I’ve got a cracking pair of black ankle boots that I live in. But I also own some rancid patent platforms, some pointed pumps that bring tears to my eyes at the thought of cramming my feet into their nippy pointy toes, and a pair of stilettoes I’ve had since my high school prom, and worn exactly once. Right there, in the gear I don’t wear, is the cost of a gorgeous pair of real quality – maybe even designer – shoes. It’s this logical investing where the male shopper triumphs. Men’s shoes have never been cheap to buy, but they are built to really last – quality materials, real craftsmanship, sturdy styles, and classic looks that transcend seasons.
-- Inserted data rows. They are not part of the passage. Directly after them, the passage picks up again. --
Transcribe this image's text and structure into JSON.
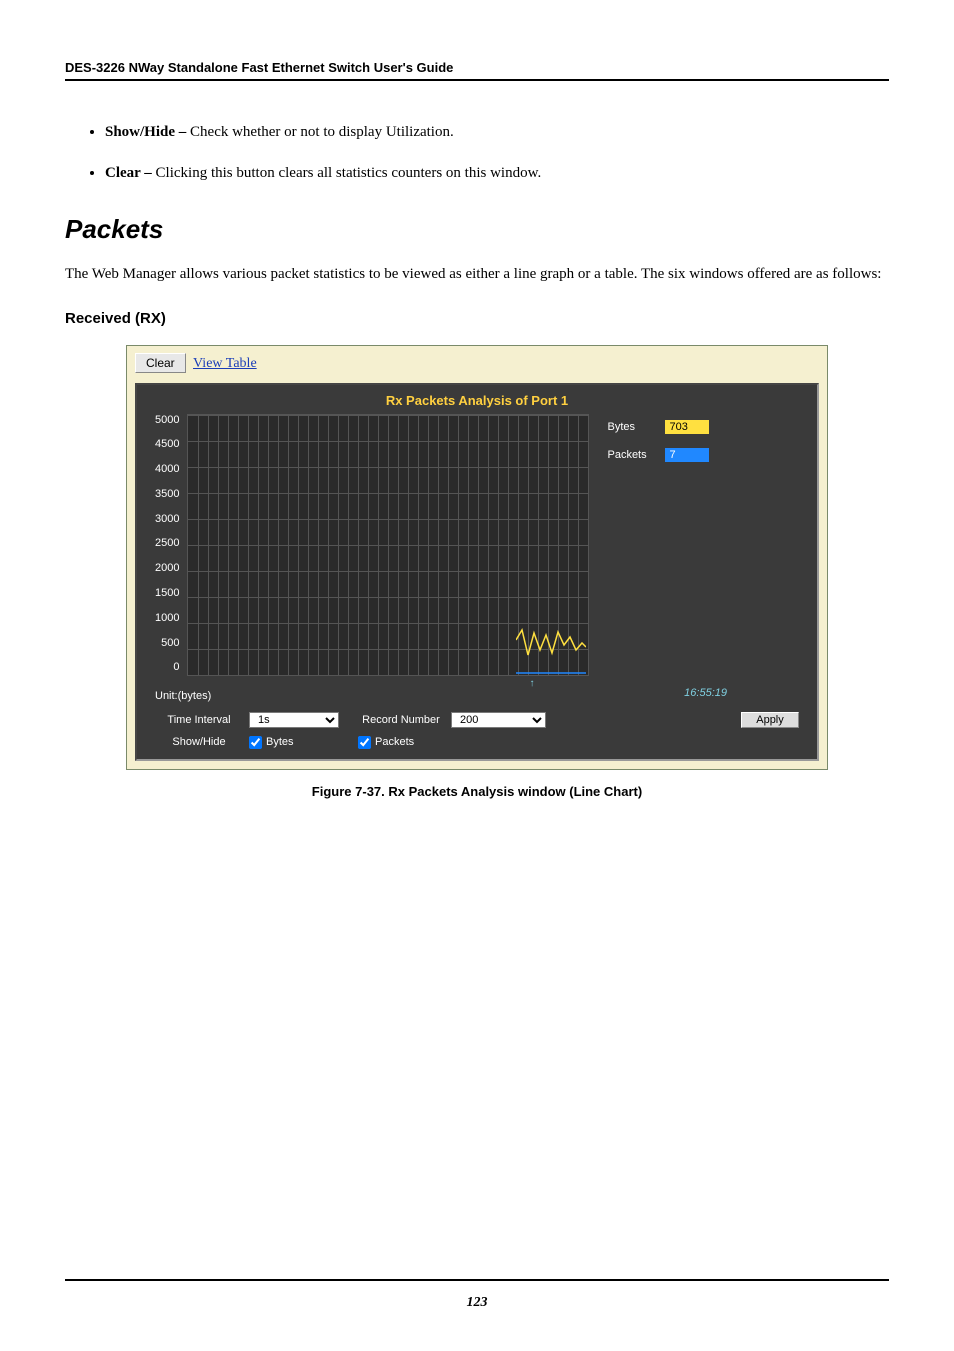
{
  "header": {
    "doc_title": "DES-3226 NWay Standalone Fast Ethernet Switch User's Guide"
  },
  "bullets": [
    {
      "term": "Show/Hide – ",
      "desc": "Check whether or not to display Utilization."
    },
    {
      "term": "Clear – ",
      "desc": "Clicking this button clears all statistics counters on this window."
    }
  ],
  "section_heading": "Packets",
  "body_text": "The Web Manager allows various packet statistics to be viewed as either a line graph or a table. The six windows offered are as follows:",
  "subheading": "Received (RX)",
  "screenshot": {
    "toolbar": {
      "clear": "Clear",
      "view_table": "View Table"
    },
    "chart_title": "Rx Packets Analysis of Port 1",
    "y_ticks": [
      "5000",
      "4500",
      "4000",
      "3500",
      "3000",
      "2500",
      "2000",
      "1500",
      "1000",
      "500",
      "0"
    ],
    "legend": {
      "bytes_label": "Bytes",
      "bytes_value": "703",
      "packets_label": "Packets",
      "packets_value": "7"
    },
    "x_timestamp": "16:55:19",
    "unit_label": "Unit:(bytes)",
    "form": {
      "time_interval_label": "Time Interval",
      "time_interval_value": "1s",
      "record_number_label": "Record Number",
      "record_number_value": "200",
      "apply_label": "Apply",
      "show_hide_label": "Show/Hide",
      "check_bytes_label": "Bytes",
      "check_packets_label": "Packets"
    }
  },
  "figure_caption": "Figure 7-37.  Rx Packets Analysis window (Line Chart)",
  "page_number": "123",
  "chart_data": {
    "type": "line",
    "title": "Rx Packets Analysis of Port 1",
    "xlabel": "",
    "ylabel": "",
    "ylim": [
      0,
      5000
    ],
    "y_ticks": [
      0,
      500,
      1000,
      1500,
      2000,
      2500,
      3000,
      3500,
      4000,
      4500,
      5000
    ],
    "x_annotation": "16:55:19",
    "unit": "bytes",
    "series": [
      {
        "name": "Bytes",
        "current_value": 703,
        "color": "#ffe040"
      },
      {
        "name": "Packets",
        "current_value": 7,
        "color": "#2088ff"
      }
    ]
  }
}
Men don’t buy more – they buy better.
So it’s partly our fault for not making smart buying choices, and the vast array of cheap garments on the high street is also to blame for enabling and encouraging poor shopping habits. But what else fuels bad buying habits? All hail, the tabloid media.
Praise be with The Daily Mail, Cosmopolitan, and the many other publications whose commitment to fashion reportage has brought us the articles “The ULTIMATE social taboo? Being tagged in the same outfit twice on Facebook” and “Celebs are often spotted sporting the same fashion trends – MEGA AWKS”. As with most tabloid gossip, ‘celebs’ in this context means ‘women’. This year the Mail published over 200 articles about female celebrities wearing the same dress twice. In the same year it published exactly one article about a male celeb wearing the same suit twice.
Tabloid bitchiness encourages women to take a throwaway approach to fashion. Steve Jobs wore the same outfit every single day. Did this make him the laughing stock of the tabloids? No, it made him the world’s most recognisable CEO. There are no picture galleries of ‘Who Wore it Best – Obama or Clooney?’. This is partly because it’s harder to spot two exactly matching black dinner jackets than it is two frocks, but the lack of such coverage is mostly because nobody actually cares.
But isn’t it bad news for designers, if we stop buying vast amounts of clothes we don’t wear, and start ‘recycling’ (i.e. wearing) the clothes we do? Won't they struggle to make a living if people buy less clothing? Absolutely not. I’m not suggesting we all don a black habit and swear off material indulgences. Instead, a little time spent considering a purchase, a little shopping around, the strength to resist the so-very-cheap ‘deals’ in high-street sales, and the willingness to part with a little more cash to get a lot more life out of your shoes, is what makes a good buying choice. This kind of buying won’t lead you to support fast fashion, but to invest in quality goods, independent designers, local manufacturers, and craftsmanship.
So let’s gather some common sense. Know your tastes. Be honest about what you’ll wear, and what will likely end up sulking in the back of your wardrobe. And check the quality – what’s better value, five flimsy Primark gems, or one stylish garment, made of quality material that wont rip when you take the stairs two at a time, or dissolve before your eyes in a hot wash?
If you buy a garment you really need and want, and it’s well-made and versatile – then you don’t need to buy another one. It's time that our buying habits were borrowed from the boys.